■ Data for this exercise
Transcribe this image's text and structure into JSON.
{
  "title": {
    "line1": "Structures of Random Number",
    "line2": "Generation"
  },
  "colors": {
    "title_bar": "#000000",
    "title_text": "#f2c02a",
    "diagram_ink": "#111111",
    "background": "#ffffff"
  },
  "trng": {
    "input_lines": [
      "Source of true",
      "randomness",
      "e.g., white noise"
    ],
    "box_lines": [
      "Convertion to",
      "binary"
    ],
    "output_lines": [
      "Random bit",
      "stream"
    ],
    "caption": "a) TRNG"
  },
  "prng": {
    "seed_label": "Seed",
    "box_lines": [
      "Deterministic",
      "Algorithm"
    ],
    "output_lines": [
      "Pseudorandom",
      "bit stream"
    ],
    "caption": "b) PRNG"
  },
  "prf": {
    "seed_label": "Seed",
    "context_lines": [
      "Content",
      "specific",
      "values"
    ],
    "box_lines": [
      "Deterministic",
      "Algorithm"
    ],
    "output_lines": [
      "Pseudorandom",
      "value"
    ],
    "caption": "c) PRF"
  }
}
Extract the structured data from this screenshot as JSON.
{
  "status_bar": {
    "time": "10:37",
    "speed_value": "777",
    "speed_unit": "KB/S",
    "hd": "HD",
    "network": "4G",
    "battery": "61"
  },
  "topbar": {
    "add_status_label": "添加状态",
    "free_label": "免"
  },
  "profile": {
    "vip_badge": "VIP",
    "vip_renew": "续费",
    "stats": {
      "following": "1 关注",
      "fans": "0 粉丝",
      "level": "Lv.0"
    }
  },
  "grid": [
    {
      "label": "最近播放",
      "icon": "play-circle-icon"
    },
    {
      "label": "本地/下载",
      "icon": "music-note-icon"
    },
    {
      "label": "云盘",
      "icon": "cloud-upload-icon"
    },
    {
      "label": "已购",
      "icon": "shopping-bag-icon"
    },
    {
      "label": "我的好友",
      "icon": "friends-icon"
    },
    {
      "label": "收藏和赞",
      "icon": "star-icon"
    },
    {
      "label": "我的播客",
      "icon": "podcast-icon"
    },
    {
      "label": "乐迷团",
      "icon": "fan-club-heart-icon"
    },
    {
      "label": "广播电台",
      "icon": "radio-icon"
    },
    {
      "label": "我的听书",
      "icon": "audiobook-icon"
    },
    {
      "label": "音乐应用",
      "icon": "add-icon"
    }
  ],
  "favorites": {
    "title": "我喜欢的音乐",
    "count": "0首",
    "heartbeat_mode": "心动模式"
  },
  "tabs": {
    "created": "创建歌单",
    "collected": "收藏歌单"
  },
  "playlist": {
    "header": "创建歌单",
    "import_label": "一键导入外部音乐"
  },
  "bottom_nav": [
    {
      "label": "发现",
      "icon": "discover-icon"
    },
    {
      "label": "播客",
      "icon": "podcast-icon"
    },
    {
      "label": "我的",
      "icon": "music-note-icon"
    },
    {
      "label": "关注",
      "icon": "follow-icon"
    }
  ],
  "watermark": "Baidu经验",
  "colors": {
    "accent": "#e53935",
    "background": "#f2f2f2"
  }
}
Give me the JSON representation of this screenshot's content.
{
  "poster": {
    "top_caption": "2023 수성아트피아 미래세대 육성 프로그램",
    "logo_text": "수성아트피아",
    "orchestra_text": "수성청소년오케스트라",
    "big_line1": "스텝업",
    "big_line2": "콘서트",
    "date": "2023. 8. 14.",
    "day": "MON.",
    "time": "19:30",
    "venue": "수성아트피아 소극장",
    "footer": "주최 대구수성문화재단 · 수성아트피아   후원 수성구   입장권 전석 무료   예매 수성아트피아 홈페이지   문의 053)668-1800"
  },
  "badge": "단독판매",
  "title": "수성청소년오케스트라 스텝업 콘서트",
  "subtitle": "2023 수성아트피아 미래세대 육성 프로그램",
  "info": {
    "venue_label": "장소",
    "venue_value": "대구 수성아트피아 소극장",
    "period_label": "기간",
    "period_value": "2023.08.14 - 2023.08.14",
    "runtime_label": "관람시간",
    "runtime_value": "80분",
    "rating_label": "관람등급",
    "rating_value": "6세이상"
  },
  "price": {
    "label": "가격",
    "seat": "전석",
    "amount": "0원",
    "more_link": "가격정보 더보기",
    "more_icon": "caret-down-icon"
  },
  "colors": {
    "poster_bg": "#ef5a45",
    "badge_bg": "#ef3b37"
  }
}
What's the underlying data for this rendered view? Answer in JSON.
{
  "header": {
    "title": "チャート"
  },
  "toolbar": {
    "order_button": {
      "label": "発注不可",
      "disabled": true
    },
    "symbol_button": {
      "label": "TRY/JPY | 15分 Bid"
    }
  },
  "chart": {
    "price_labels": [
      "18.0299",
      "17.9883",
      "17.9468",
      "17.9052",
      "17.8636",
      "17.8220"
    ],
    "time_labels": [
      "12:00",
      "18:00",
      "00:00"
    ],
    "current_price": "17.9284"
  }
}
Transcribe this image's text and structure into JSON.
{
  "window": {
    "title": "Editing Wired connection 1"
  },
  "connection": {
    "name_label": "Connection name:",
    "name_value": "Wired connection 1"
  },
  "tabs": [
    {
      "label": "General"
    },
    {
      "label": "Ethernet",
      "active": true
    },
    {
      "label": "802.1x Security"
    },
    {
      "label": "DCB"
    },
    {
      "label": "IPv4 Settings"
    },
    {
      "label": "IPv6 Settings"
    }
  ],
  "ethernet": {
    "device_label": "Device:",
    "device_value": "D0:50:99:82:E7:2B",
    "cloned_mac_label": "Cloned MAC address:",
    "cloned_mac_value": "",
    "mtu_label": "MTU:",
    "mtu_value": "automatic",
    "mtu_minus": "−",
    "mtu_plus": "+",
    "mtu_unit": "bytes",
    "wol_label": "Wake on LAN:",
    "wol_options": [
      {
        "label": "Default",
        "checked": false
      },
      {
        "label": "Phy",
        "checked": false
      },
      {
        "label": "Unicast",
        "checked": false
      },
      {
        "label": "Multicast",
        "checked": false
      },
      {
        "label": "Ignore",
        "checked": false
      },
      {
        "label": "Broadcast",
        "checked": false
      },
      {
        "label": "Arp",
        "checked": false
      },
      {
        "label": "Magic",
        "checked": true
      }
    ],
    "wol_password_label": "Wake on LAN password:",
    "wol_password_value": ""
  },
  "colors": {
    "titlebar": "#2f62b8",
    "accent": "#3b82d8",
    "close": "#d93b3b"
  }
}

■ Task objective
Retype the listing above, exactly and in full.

■ Solution
Transcribe this image's text and structure into JSON.
{
  "title": {
    "line1": "Structures of Random Number",
    "line2": "Generation"
  },
  "colors": {
    "title_bar": "#000000",
    "title_text": "#f2c02a",
    "diagram_ink": "#111111",
    "background": "#ffffff"
  },
  "trng": {
    "input_lines": [
      "Source of true",
      "randomness",
      "e.g., white noise"
    ],
    "box_lines": [
      "Convertion to",
      "binary"
    ],
    "output_lines": [
      "Random bit",
      "stream"
    ],
    "caption": "a) TRNG"
  },
  "prng": {
    "seed_label": "Seed",
    "box_lines": [
      "Deterministic",
      "Algorithm"
    ],
    "output_lines": [
      "Pseudorandom",
      "bit stream"
    ],
    "caption": "b) PRNG"
  },
  "prf": {
    "seed_label": "Seed",
    "context_lines": [
      "Content",
      "specific",
      "values"
    ],
    "box_lines": [
      "Deterministic",
      "Algorithm"
    ],
    "output_lines": [
      "Pseudorandom",
      "value"
    ],
    "caption": "c) PRF"
  }
}
Extract the structured data from this screenshot as JSON.
{
  "status_bar": {
    "time": "10:37",
    "speed_value": "777",
    "speed_unit": "KB/S",
    "hd": "HD",
    "network": "4G",
    "battery": "61"
  },
  "topbar": {
    "add_status_label": "添加状态",
    "free_label": "免"
  },
  "profile": {
    "vip_badge": "VIP",
    "vip_renew": "续费",
    "stats": {
      "following": "1 关注",
      "fans": "0 粉丝",
      "level": "Lv.0"
    }
  },
  "grid": [
    {
      "label": "最近播放",
      "icon": "play-circle-icon"
    },
    {
      "label": "本地/下载",
      "icon": "music-note-icon"
    },
    {
      "label": "云盘",
      "icon": "cloud-upload-icon"
    },
    {
      "label": "已购",
      "icon": "shopping-bag-icon"
    },
    {
      "label": "我的好友",
      "icon": "friends-icon"
    },
    {
      "label": "收藏和赞",
      "icon": "star-icon"
    },
    {
      "label": "我的播客",
      "icon": "podcast-icon"
    },
    {
      "label": "乐迷团",
      "icon": "fan-club-heart-icon"
    },
    {
      "label": "广播电台",
      "icon": "radio-icon"
    },
    {
      "label": "我的听书",
      "icon": "audiobook-icon"
    },
    {
      "label": "音乐应用",
      "icon": "add-icon"
    }
  ],
  "favorites": {
    "title": "我喜欢的音乐",
    "count": "0首",
    "heartbeat_mode": "心动模式"
  },
  "tabs": {
    "created": "创建歌单",
    "collected": "收藏歌单"
  },
  "playlist": {
    "header": "创建歌单",
    "import_label": "一键导入外部音乐"
  },
  "bottom_nav": [
    {
      "label": "发现",
      "icon": "discover-icon"
    },
    {
      "label": "播客",
      "icon": "podcast-icon"
    },
    {
      "label": "我的",
      "icon": "music-note-icon"
    },
    {
      "label": "关注",
      "icon": "follow-icon"
    }
  ],
  "watermark": "Baidu经验",
  "colors": {
    "accent": "#e53935",
    "background": "#f2f2f2"
  }
}
Give me the JSON representation of this screenshot's content.
{
  "poster": {
    "top_caption": "2023 수성아트피아 미래세대 육성 프로그램",
    "logo_text": "수성아트피아",
    "orchestra_text": "수성청소년오케스트라",
    "big_line1": "스텝업",
    "big_line2": "콘서트",
    "date": "2023. 8. 14.",
    "day": "MON.",
    "time": "19:30",
    "venue": "수성아트피아 소극장",
    "footer": "주최 대구수성문화재단 · 수성아트피아   후원 수성구   입장권 전석 무료   예매 수성아트피아 홈페이지   문의 053)668-1800"
  },
  "badge": "단독판매",
  "title": "수성청소년오케스트라 스텝업 콘서트",
  "subtitle": "2023 수성아트피아 미래세대 육성 프로그램",
  "info": {
    "venue_label": "장소",
    "venue_value": "대구 수성아트피아 소극장",
    "period_label": "기간",
    "period_value": "2023.08.14 - 2023.08.14",
    "runtime_label": "관람시간",
    "runtime_value": "80분",
    "rating_label": "관람등급",
    "rating_value": "6세이상"
  },
  "price": {
    "label": "가격",
    "seat": "전석",
    "amount": "0원",
    "more_link": "가격정보 더보기",
    "more_icon": "caret-down-icon"
  },
  "colors": {
    "poster_bg": "#ef5a45",
    "badge_bg": "#ef3b37"
  }
}
What's the underlying data for this rendered view? Answer in JSON.
{
  "header": {
    "title": "チャート"
  },
  "toolbar": {
    "order_button": {
      "label": "発注不可",
      "disabled": true
    },
    "symbol_button": {
      "label": "TRY/JPY | 15分 Bid"
    }
  },
  "chart": {
    "price_labels": [
      "18.0299",
      "17.9883",
      "17.9468",
      "17.9052",
      "17.8636",
      "17.8220"
    ],
    "time_labels": [
      "12:00",
      "18:00",
      "00:00"
    ],
    "current_price": "17.9284"
  }
}
Transcribe this image's text and structure into JSON.
{
  "window": {
    "title": "Editing Wired connection 1"
  },
  "connection": {
    "name_label": "Connection name:",
    "name_value": "Wired connection 1"
  },
  "tabs": [
    {
      "label": "General"
    },
    {
      "label": "Ethernet",
      "active": true
    },
    {
      "label": "802.1x Security"
    },
    {
      "label": "DCB"
    },
    {
      "label": "IPv4 Settings"
    },
    {
      "label": "IPv6 Settings"
    }
  ],
  "ethernet": {
    "device_label": "Device:",
    "device_value": "D0:50:99:82:E7:2B",
    "cloned_mac_label": "Cloned MAC address:",
    "cloned_mac_value": "",
    "mtu_label": "MTU:",
    "mtu_value": "automatic",
    "mtu_minus": "−",
    "mtu_plus": "+",
    "mtu_unit": "bytes",
    "wol_label": "Wake on LAN:",
    "wol_options": [
      {
        "label": "Default",
        "checked": false
      },
      {
        "label": "Phy",
        "checked": false
      },
      {
        "label": "Unicast",
        "checked": false
      },
      {
        "label": "Multicast",
        "checked": false
      },
      {
        "label": "Ignore",
        "checked": false
      },
      {
        "label": "Broadcast",
        "checked": false
      },
      {
        "label": "Arp",
        "checked": false
      },
      {
        "label": "Magic",
        "checked": true
      }
    ],
    "wol_password_label": "Wake on LAN password:",
    "wol_password_value": ""
  },
  "colors": {
    "titlebar": "#2f62b8",
    "accent": "#3b82d8",
    "close": "#d93b3b"
  }
}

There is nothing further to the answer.